I was going to write about acquiring a moan or a yodel as you age and making it your own, but then my sister texted me that Phyllis Diller had died.
Then again, I guess discussing Phyllis Diller can go along with my discussion of moaning and yodeling; so I will continue with my strange thought process.
A year or two ago I wrote about hearing Phyllis Diller’s laugh in a restaurant I frequent. This restaurant is an old-school steakhouse – the kind that is slowly disappearing in Los Angeles. The martinis are ice-cold, the steaks perfect and the early bird special is even better. Whats more; it is (thankfully) rare that you will find anyone in there under the age of 40. One night I heard an outrageous laugh from afar and couldn’t believe that it was possibly the laugh of Phyllis Diller. The manager confirmed it, saying she was 93 years old. She looked amazing, sounded wonderful and I’m so happy that I heard that laugh in person. If you don’t know who I’m talking about, go and YouTube her. Sure, its comedy from another era – but she was hysterical.
My mother is in a convalescent home at the moment. She had a fall, broke her back, and is now suffering the indignities of a “home”. By the way, if you want to do something nice and are generally a selfish person, take an hour out of your day and go visit an old folks home. You don’t have to speak to anybody just walk in – well I guess you do have to speak to somebody, but walk in and just stroll around, say hello and then leave.
The simple act of saying good morning to someone with dementia or someone who is in a wheelchair brings smiles I’ve never seen before in my life. Actually that’s not true, if you go to the surf camp called Surfers Healing and watch Autistic children ride a surfboard you will smile into your face hurts. A convalescent home might make you cry but it won’t hurt too much.
I’m not trying to guilt anybody – I’m (slowly) getting around to the point that giving back feels good and that you should practice moaning and groaning now, before dementia or Alzheimer’s kicks in and you cannot express yourselves properly.
My mother is probably the most coherent person in this place, and she will not have to stay there for long thankfully. (By the way, a convalescent home may look like the Bel Air Hotel but be run by savages or it could look like Motel Hell and be run by angels.)
There are quite a few “lifers” in this place that have such amazing voices: so strong and sure! They scream out for various reasons. So we’ve decided we need to practice a signature call. I know that sounds sort of obnoxious but I don’t care. Think about it – if you cannot communicate how would you like someone to hear you? I’m thinking, hoping, if I practice my signature moan now, and I have dementia in the future, it won’t just sound like I’m screaming for no reason or my leg has fallen off, when I simply holler out to say hello. Plus, wouldn’t it be considerate to the people who work in these places if your voice were pleasant?
At the moment my mother has to suffer her neighbor screaming bloody murder every time she uses the shared bathroom. Apparently this woman feels that it is her own private bathroom, not to be used by anyone else. She starts out quietly and then ends up in a full wail until whoever is in the bathroom leaves. Not exactly relaxing is it?

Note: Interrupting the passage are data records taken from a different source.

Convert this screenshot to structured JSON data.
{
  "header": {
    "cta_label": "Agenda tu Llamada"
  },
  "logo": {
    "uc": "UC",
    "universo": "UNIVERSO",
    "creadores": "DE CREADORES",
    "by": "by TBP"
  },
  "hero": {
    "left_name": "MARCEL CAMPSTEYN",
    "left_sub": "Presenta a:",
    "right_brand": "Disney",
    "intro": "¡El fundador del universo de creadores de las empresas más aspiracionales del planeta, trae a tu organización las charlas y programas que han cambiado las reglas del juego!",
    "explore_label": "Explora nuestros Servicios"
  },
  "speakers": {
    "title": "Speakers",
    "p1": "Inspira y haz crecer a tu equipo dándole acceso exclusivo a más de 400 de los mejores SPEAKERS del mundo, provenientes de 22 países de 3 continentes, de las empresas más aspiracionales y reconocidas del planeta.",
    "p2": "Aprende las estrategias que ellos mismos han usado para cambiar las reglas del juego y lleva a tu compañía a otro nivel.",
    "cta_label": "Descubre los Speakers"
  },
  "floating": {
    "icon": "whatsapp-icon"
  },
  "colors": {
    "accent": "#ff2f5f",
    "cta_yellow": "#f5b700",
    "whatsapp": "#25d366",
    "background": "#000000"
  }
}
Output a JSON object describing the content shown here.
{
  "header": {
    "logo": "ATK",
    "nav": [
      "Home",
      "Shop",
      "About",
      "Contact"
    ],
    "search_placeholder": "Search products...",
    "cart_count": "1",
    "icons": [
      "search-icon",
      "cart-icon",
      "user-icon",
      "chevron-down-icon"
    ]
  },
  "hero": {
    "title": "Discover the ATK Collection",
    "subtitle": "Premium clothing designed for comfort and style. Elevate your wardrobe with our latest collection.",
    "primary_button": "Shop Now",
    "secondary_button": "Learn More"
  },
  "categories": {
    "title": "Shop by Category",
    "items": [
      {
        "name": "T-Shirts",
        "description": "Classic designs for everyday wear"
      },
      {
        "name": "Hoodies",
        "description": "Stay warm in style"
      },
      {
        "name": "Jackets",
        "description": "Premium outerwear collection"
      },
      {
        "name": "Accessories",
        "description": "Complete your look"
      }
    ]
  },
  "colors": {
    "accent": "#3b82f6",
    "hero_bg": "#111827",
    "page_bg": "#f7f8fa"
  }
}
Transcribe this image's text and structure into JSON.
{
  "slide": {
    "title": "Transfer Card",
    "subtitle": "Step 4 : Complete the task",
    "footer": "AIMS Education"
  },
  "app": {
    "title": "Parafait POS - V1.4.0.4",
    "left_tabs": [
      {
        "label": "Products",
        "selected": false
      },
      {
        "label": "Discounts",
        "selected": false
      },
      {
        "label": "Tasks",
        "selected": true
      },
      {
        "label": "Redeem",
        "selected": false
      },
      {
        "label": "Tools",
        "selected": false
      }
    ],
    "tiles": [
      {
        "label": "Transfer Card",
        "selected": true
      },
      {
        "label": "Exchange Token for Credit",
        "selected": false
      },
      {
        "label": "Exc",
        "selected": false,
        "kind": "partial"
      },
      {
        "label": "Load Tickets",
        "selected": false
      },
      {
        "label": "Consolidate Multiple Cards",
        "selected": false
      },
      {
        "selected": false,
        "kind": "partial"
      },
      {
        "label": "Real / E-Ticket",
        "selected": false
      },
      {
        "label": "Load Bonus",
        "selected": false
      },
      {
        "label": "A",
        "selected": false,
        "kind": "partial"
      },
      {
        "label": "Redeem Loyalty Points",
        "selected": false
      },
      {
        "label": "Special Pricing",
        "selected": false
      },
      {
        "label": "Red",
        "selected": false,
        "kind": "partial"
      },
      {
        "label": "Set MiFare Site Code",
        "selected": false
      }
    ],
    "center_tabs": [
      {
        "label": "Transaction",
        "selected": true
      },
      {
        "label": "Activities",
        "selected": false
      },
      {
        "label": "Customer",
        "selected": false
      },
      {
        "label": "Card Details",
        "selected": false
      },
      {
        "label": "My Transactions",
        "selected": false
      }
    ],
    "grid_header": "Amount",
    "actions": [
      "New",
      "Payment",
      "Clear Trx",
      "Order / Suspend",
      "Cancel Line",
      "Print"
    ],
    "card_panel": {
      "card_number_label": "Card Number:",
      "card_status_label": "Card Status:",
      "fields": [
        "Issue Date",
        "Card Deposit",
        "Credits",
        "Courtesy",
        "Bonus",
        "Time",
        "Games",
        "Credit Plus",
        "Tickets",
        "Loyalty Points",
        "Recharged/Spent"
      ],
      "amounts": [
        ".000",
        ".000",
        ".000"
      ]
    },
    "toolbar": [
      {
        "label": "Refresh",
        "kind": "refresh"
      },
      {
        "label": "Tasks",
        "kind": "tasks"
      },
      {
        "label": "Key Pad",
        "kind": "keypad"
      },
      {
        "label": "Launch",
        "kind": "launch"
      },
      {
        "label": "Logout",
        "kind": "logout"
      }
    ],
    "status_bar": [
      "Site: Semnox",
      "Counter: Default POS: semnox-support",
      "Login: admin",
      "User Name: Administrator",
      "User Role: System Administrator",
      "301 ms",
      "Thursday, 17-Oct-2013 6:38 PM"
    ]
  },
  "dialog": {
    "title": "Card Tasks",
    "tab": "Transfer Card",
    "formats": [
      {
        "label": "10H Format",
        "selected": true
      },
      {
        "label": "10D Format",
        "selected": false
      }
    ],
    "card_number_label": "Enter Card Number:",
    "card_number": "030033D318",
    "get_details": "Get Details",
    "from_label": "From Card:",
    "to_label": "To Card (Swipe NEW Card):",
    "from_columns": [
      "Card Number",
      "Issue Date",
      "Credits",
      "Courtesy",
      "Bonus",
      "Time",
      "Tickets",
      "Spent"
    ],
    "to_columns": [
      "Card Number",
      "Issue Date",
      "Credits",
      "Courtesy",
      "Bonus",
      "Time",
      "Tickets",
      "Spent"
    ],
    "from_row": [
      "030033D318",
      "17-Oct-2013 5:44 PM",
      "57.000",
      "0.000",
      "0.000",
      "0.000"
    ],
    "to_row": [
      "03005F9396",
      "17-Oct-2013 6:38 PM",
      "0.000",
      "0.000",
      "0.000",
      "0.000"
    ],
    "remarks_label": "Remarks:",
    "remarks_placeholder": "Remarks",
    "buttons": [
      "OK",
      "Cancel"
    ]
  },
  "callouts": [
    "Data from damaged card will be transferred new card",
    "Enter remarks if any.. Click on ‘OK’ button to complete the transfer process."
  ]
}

But we have a sick sense of humor in my family and so we decided in order to communicate with our family members and friends that we will practice our own signature moan, groan or yodel. I think the yodel would be nice, cheery, and not too distressing. On the other side of my mother’s room is a woman who screams out “hello!” in a long, high-pitched voice which initially sounded quite painful until a nurse told me she was just a social woman saying hello to anyone who walked by.
So perhaps like Phyllis Diller, whose laugh was infectious and wild, we should think of our future when we cannot communicate. What will be yours? Will it sound like Tarzan? Do you know who Tarzan is (was)? Will it be more like call and response? A favorite tune? What say you? I’m still considering mine.